In the wake of the Robodebt scandal, senior bureaucrat Kathryn Campbell has been stood aside without pay from her $900,000 per annum AUKUS advisory role just three days after a royal commission report described the scheme as “neither fair nor legal”.
Ms Campbell, who was also a Major General in the Army Reserve, was Secretary of Social Services and Human Services at the height of the Robodebt crisis, going on to become Secretary of Foreign Affairs and Trade (DFAT) in the Morrison Liberal government.
She was removed from DFAT in June last year following the election, but given the special advisor role with Defence in July. In doing so, she retained the conditions of employment, such as remuneration, of her previous secretary role.
Multiple sources have confirmed that Ms Campbell was involuntarily stood down from her Defence role on Monday (17 July).
The royal commission’s findings were presented to the Governor-General on 7 July.
The report said that during Ms Campbell’s time as head of the Department of Human Services, she was “responsible for a department that had established, implemented and maintained an unlawful program”.
In a highly critical report, Commissioner Catherine Holmes said Ms Campbell did “nothing of substance” when she became aware of the substantial issues regarding the income averaging process and its probable illegality.
The commissioner also found that Ms Campbell failed to act when she had the opportunity to seek legal advice regarding the program’s operations.
Robodebt has been described as a “crude and cruel” process. Commissioner Holmes noted it created significant emotional and financial distress for people wrongly targeted by the department on the assumption they had lied about their income for the purposes of social security payments.
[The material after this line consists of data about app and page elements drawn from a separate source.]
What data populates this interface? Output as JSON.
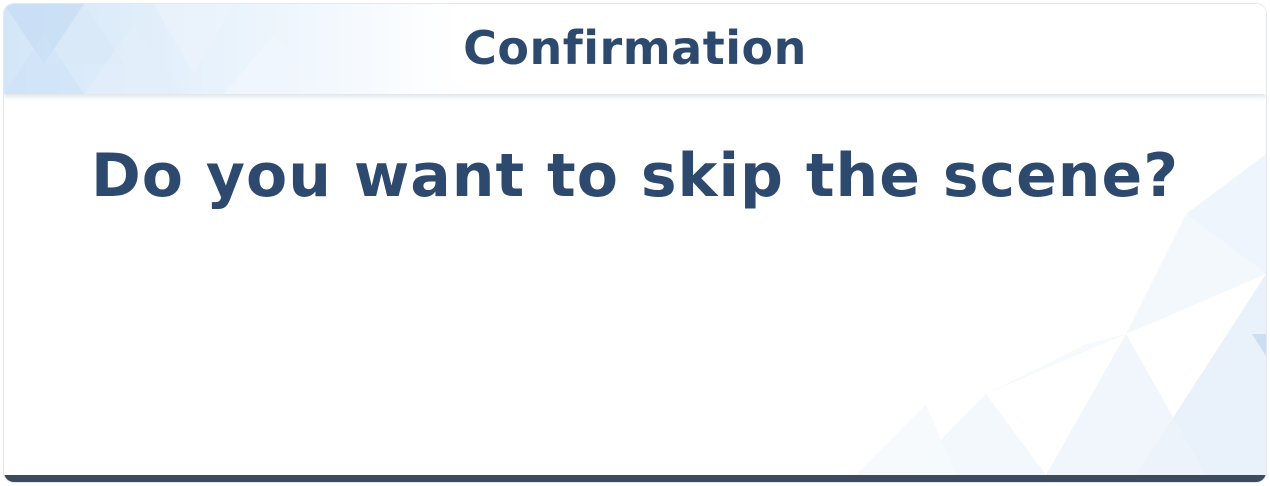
{
  "dialog": {
    "title": "Confirmation",
    "message": "Do you want to skip the scene?"
  },
  "colors": {
    "text": "#2d4a6e",
    "bottom_border": "#3c4a5f",
    "accent_light": "#d3e6f8"
  },
  "icons": {
    "header_decoration": "triangle-pattern-icon",
    "body_decoration": "triangle-pattern-icon"
  }
}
It’s alleged that several people took their own lives as a consequence of being wrongly pursued for debts.
Ms Campbell told the royal commission that she had assumed Robodebt was lawful, although internal departmental advice had already raised significant concerns. She agreed that she should have sought external legal advice, given the implications for those whom the scheme affected.
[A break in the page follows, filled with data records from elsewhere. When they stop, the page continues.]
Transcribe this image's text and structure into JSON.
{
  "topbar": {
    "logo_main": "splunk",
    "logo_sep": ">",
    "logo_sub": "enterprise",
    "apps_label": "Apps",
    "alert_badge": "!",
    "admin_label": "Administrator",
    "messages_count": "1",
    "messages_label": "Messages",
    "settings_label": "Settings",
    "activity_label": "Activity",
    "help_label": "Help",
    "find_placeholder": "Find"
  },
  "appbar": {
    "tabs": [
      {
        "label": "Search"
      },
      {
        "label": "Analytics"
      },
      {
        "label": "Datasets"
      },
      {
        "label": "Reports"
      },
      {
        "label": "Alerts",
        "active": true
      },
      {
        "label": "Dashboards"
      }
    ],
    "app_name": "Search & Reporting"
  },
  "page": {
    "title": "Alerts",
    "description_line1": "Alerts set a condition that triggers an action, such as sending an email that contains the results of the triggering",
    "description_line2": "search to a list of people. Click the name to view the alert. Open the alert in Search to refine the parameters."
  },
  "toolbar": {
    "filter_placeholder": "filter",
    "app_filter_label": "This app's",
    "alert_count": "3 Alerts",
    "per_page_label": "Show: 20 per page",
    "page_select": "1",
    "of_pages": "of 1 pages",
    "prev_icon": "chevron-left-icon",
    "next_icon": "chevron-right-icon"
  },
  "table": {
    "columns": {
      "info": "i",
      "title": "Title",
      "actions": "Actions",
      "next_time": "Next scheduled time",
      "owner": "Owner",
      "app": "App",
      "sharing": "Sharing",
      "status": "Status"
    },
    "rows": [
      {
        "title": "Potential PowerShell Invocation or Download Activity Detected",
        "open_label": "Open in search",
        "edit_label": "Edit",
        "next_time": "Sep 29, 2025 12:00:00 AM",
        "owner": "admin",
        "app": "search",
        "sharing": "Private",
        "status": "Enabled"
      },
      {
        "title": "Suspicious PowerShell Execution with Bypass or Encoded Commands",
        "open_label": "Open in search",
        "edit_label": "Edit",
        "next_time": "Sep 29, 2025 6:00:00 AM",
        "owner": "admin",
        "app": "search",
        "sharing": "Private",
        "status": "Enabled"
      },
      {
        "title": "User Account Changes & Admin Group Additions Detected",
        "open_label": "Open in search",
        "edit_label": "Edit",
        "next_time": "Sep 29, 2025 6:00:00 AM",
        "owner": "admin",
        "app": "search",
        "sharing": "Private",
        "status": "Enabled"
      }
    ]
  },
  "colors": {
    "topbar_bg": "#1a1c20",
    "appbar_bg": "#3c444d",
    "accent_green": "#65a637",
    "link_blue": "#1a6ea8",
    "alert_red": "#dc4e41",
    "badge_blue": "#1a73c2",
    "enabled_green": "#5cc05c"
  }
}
While she agreed that in hindsight, this was a big assumption to make, she insisted that she had never sought to mislead the government.
The royal commission heard evidence from several Human Services bureaucrats who said Ms Campbell was so feared that lawyers wouldn’t tell her things she didn’t want to hear.
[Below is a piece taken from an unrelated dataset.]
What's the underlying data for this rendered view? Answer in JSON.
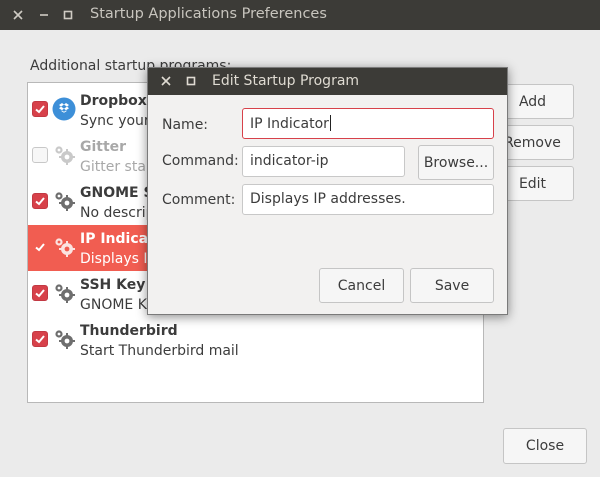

The department’s former principal legal officer, Anna Fredericks, gave evidence to the inquiry that she was uncomfortable in 2018 with the department’s culture under Ms Campbell’s leadership and that a reticence to deliver unwanted news pervaded the department.
A number of crossbench and Greens politicians called on Ms Campbell to resign from her Defence role, describing it as an insult to victims of the scheme.
Greens senator Barbara Pocock also raised questions about how Ms Campbell was offered the Defence job, claiming there was “every indication” that the role has been constructed for the purposes of giving the former secretary a soft landing in the weeks leading up to her dismissal from DFAT.
Minister for Government Services Bill Shorten said any adverse findings regarding public servants would be considered by the Public Service Commission, and the departments of Prime Minister and Cabinet and Attorney General before decisions would be made concerning their futures.
There has been no comment on Ms Campbell’s role from the Department of Defence.
Original Article published by Genevieve Jacobs on Riotact.